> _Required work_: Write out all of the data exactly as it appears.

[Saved entries]

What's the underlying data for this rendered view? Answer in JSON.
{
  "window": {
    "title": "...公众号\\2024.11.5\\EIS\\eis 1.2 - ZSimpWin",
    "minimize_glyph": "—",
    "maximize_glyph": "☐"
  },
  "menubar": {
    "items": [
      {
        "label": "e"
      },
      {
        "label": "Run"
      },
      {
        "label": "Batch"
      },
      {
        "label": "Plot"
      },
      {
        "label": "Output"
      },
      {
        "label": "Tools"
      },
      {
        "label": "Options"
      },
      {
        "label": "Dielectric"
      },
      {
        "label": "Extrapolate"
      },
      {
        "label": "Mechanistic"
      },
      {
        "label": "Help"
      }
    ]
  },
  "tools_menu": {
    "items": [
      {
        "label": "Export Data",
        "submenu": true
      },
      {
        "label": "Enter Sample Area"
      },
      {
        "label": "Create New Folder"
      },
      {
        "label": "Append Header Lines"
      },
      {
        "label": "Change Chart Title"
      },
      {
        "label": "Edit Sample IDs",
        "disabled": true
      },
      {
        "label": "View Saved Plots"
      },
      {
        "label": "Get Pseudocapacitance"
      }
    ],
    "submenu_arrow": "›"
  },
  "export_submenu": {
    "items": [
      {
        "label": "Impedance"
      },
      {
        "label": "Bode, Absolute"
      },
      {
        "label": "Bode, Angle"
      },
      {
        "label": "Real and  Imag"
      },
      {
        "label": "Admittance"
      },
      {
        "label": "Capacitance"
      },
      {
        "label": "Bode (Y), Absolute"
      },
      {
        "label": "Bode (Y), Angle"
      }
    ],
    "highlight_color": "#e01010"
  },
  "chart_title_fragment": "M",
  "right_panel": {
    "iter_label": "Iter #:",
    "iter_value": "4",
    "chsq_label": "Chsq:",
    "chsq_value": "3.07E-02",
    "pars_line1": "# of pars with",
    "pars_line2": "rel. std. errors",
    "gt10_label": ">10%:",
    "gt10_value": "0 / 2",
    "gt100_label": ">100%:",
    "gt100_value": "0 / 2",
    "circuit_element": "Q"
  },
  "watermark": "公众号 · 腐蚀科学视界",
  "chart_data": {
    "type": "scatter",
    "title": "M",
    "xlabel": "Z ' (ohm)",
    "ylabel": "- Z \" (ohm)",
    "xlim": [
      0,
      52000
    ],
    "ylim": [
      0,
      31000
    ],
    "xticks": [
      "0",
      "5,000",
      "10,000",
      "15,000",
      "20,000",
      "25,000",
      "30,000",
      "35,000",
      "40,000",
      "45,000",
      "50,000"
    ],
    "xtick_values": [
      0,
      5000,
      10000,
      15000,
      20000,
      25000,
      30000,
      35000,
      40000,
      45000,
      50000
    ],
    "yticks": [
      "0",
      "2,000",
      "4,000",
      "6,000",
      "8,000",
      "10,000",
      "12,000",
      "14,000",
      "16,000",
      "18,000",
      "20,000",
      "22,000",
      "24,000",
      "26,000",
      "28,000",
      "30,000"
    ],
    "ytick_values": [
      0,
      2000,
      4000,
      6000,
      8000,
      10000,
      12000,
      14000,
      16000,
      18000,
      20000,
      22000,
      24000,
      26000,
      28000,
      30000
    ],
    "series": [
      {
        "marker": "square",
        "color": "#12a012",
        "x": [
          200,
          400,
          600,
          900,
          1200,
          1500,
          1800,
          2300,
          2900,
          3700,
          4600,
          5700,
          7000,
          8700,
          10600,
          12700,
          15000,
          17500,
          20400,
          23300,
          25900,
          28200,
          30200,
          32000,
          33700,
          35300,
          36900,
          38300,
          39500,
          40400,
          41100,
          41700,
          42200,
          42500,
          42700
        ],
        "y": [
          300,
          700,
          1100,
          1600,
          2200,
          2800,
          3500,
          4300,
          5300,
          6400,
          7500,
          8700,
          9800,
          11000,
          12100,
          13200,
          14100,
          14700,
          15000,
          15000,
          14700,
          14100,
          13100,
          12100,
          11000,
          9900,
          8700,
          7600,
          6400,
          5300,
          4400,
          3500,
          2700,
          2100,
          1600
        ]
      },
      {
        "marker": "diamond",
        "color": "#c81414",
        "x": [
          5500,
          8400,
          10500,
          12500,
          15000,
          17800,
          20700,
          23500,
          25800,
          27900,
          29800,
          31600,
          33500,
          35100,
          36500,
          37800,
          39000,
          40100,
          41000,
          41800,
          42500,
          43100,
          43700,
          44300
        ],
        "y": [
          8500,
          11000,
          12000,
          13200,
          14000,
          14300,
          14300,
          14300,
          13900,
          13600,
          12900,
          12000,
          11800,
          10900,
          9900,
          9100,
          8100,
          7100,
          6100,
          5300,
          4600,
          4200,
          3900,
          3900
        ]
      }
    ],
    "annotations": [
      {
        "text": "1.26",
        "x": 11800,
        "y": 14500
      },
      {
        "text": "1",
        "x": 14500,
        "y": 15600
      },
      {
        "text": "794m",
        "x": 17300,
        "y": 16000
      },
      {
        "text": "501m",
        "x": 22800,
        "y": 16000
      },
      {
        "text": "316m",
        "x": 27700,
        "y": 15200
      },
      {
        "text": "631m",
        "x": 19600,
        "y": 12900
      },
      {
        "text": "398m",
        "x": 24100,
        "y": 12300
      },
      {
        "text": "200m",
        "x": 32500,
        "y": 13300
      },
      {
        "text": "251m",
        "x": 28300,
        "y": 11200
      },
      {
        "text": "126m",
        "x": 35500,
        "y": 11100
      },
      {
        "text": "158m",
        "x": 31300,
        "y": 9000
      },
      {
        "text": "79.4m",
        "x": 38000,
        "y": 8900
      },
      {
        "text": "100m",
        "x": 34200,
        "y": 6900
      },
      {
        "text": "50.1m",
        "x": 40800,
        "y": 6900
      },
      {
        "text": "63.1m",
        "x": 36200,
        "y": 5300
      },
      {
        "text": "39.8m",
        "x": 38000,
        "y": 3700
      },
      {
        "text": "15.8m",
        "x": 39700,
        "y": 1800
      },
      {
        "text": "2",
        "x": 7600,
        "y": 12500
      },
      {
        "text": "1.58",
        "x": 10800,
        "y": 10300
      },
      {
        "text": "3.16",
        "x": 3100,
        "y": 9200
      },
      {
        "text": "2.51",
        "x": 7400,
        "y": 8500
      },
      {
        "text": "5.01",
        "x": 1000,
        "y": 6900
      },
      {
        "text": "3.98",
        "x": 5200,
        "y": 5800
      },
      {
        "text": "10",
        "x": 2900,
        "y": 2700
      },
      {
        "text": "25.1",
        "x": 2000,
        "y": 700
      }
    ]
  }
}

> _Task answer_:
What's the underlying data for this rendered view? Answer in JSON.
{
  "window": {
    "title": "...公众号\\2024.11.5\\EIS\\eis 1.2 - ZSimpWin",
    "minimize_glyph": "—",
    "maximize_glyph": "☐"
  },
  "menubar": {
    "items": [
      {
        "label": "e"
      },
      {
        "label": "Run"
      },
      {
        "label": "Batch"
      },
      {
        "label": "Plot"
      },
      {
        "label": "Output"
      },
      {
        "label": "Tools"
      },
      {
        "label": "Options"
      },
      {
        "label": "Dielectric"
      },
      {
        "label": "Extrapolate"
      },
      {
        "label": "Mechanistic"
      },
      {
        "label": "Help"
      }
    ]
  },
  "tools_menu": {
    "items": [
      {
        "label": "Export Data",
        "submenu": true
      },
      {
        "label": "Enter Sample Area"
      },
      {
        "label": "Create New Folder"
      },
      {
        "label": "Append Header Lines"
      },
      {
        "label": "Change Chart Title"
      },
      {
        "label": "Edit Sample IDs",
        "disabled": true
      },
      {
        "label": "View Saved Plots"
      },
      {
        "label": "Get Pseudocapacitance"
      }
    ],
    "submenu_arrow": "›"
  },
  "export_submenu": {
    "items": [
      {
        "label": "Impedance"
      },
      {
        "label": "Bode, Absolute"
      },
      {
        "label": "Bode, Angle"
      },
      {
        "label": "Real and  Imag"
      },
      {
        "label": "Admittance"
      },
      {
        "label": "Capacitance"
      },
      {
        "label": "Bode (Y), Absolute"
      },
      {
        "label": "Bode (Y), Angle"
      }
    ],
    "highlight_color": "#e01010"
  },
  "chart_title_fragment": "M",
  "right_panel": {
    "iter_label": "Iter #:",
    "iter_value": "4",
    "chsq_label": "Chsq:",
    "chsq_value": "3.07E-02",
    "pars_line1": "# of pars with",
    "pars_line2": "rel. std. errors",
    "gt10_label": ">10%:",
    "gt10_value": "0 / 2",
    "gt100_label": ">100%:",
    "gt100_value": "0 / 2",
    "circuit_element": "Q"
  },
  "watermark": "公众号 · 腐蚀科学视界",
  "chart_data": {
    "type": "scatter",
    "title": "M",
    "xlabel": "Z ' (ohm)",
    "ylabel": "- Z \" (ohm)",
    "xlim": [
      0,
      52000
    ],
    "ylim": [
      0,
      31000
    ],
    "xticks": [
      "0",
      "5,000",
      "10,000",
      "15,000",
      "20,000",
      "25,000",
      "30,000",
      "35,000",
      "40,000",
      "45,000",
      "50,000"
    ],
    "xtick_values": [
      0,
      5000,
      10000,
      15000,
      20000,
      25000,
      30000,
      35000,
      40000,
      45000,
      50000
    ],
    "yticks": [
      "0",
      "2,000",
      "4,000",
      "6,000",
      "8,000",
      "10,000",
      "12,000",
      "14,000",
      "16,000",
      "18,000",
      "20,000",
      "22,000",
      "24,000",
      "26,000",
      "28,000",
      "30,000"
    ],
    "ytick_values": [
      0,
      2000,
      4000,
      6000,
      8000,
      10000,
      12000,
      14000,
      16000,
      18000,
      20000,
      22000,
      24000,
      26000,
      28000,
      30000
    ],
    "series": [
      {
        "marker": "square",
        "color": "#12a012",
        "x": [
          200,
          400,
          600,
          900,
          1200,
          1500,
          1800,
          2300,
          2900,
          3700,
          4600,
          5700,
          7000,
          8700,
          10600,
          12700,
          15000,
          17500,
          20400,
          23300,
          25900,
          28200,
          30200,
          32000,
          33700,
          35300,
          36900,
          38300,
          39500,
          40400,
          41100,
          41700,
          42200,
          42500,
          42700
        ],
        "y": [
          300,
          700,
          1100,
          1600,
          2200,
          2800,
          3500,
          4300,
          5300,
          6400,
          7500,
          8700,
          9800,
          11000,
          12100,
          13200,
          14100,
          14700,
          15000,
          15000,
          14700,
          14100,
          13100,
          12100,
          11000,
          9900,
          8700,
          7600,
          6400,
          5300,
          4400,
          3500,
          2700,
          2100,
          1600
        ]
      },
      {
        "marker": "diamond",
        "color": "#c81414",
        "x": [
          5500,
          8400,
          10500,
          12500,
          15000,
          17800,
          20700,
          23500,
          25800,
          27900,
          29800,
          31600,
          33500,
          35100,
          36500,
          37800,
          39000,
          40100,
          41000,
          41800,
          42500,
          43100,
          43700,
          44300
        ],
        "y": [
          8500,
          11000,
          12000,
          13200,
          14000,
          14300,
          14300,
          14300,
          13900,
          13600,
          12900,
          12000,
          11800,
          10900,
          9900,
          9100,
          8100,
          7100,
          6100,
          5300,
          4600,
          4200,
          3900,
          3900
        ]
      }
    ],
    "annotations": [
      {
        "text": "1.26",
        "x": 11800,
        "y": 14500
      },
      {
        "text": "1",
        "x": 14500,
        "y": 15600
      },
      {
        "text": "794m",
        "x": 17300,
        "y": 16000
      },
      {
        "text": "501m",
        "x": 22800,
        "y": 16000
      },
      {
        "text": "316m",
        "x": 27700,
        "y": 15200
      },
      {
        "text": "631m",
        "x": 19600,
        "y": 12900
      },
      {
        "text": "398m",
        "x": 24100,
        "y": 12300
      },
      {
        "text": "200m",
        "x": 32500,
        "y": 13300
      },
      {
        "text": "251m",
        "x": 28300,
        "y": 11200
      },
      {
        "text": "126m",
        "x": 35500,
        "y": 11100
      },
      {
        "text": "158m",
        "x": 31300,
        "y": 9000
      },
      {
        "text": "79.4m",
        "x": 38000,
        "y": 8900
      },
      {
        "text": "100m",
        "x": 34200,
        "y": 6900
      },
      {
        "text": "50.1m",
        "x": 40800,
        "y": 6900
      },
      {
        "text": "63.1m",
        "x": 36200,
        "y": 5300
      },
      {
        "text": "39.8m",
        "x": 38000,
        "y": 3700
      },
      {
        "text": "15.8m",
        "x": 39700,
        "y": 1800
      },
      {
        "text": "2",
        "x": 7600,
        "y": 12500
      },
      {
        "text": "1.58",
        "x": 10800,
        "y": 10300
      },
      {
        "text": "3.16",
        "x": 3100,
        "y": 9200
      },
      {
        "text": "2.51",
        "x": 7400,
        "y": 8500
      },
      {
        "text": "5.01",
        "x": 1000,
        "y": 6900
      },
      {
        "text": "3.98",
        "x": 5200,
        "y": 5800
      },
      {
        "text": "10",
        "x": 2900,
        "y": 2700
      },
      {
        "text": "25.1",
        "x": 2000,
        "y": 700
      }
    ]
  }
}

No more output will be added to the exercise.